The quest to alter our 'last toxic act': California to legalize 'human composting'..

•, By Jeanette Marantos

Excerpt: But this kind of burial — natural organic reduction — won't be legal in California until 2027, so Van Valkenburgh paid to fly her husband's body to Washington, the first state to legalize human composting in 2020. Three months later, two women in a Subaru drove to Orcas Island and unloaded the bags of Wayne's soil from the back seat — about 250 pounds of what looked like a fine, odorless wood-chip mulch.

The area looks bare now, Van Valkenburgh said apologetically, but someday she'll plant bulbs. In the awkward silence that followed, her grief was palatable, but then she suddenly threw back her head and stared up above the trees. "This is what he sees," she said softly, gazing into a purple-black sky slowly freckling with stars. …
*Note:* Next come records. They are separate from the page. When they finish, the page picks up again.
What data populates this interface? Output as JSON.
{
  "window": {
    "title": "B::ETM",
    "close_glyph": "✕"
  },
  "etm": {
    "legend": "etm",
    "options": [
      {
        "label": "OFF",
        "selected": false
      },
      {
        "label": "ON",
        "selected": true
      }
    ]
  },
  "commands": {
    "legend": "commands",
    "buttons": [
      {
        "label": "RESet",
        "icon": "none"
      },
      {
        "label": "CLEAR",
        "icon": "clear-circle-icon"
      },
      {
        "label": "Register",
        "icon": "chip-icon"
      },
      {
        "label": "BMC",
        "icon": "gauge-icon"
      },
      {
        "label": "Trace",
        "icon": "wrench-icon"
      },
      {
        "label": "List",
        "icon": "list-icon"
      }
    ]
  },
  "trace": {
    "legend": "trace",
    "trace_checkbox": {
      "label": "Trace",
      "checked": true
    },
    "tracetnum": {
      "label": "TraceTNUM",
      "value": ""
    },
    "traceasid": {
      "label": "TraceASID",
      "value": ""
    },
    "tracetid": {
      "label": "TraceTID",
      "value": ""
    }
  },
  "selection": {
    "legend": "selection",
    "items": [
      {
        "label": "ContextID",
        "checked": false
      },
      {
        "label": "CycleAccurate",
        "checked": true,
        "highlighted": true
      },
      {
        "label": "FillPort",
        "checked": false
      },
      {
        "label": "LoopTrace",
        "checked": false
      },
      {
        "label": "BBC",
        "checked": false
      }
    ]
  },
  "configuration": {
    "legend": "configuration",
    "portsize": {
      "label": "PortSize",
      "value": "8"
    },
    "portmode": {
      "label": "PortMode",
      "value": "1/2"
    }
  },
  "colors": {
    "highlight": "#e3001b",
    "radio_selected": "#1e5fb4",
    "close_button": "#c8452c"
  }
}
Towering Pacific madrone trees and Douglas fir appeared like ghostly shapes around the area where, months earlier, friends and family had emptied seven burlap bags that held Wayne's mulch-like remains and raked them into a dry sprawling puddle under the trees. …

Our last toxic act

The American approach to death and burials has changed dramatically over the last century — from families putting loved ones in a simple box in the ground to expensive, elaborate funerals involving poisonous embalming chemicals, concrete or lead grave liners and land that's increasingly hard to find in urban areas.

Over the last few decades, however, more Americans have chosen cremation — 61% in 2023 — for its ease and much lower cost. You can arrange for a direct cremation — one without a service or other trimmings — for under $1,000, compared with the country's median burial costs of nearly $8,000 (not including cemetery fees for vaults and plots).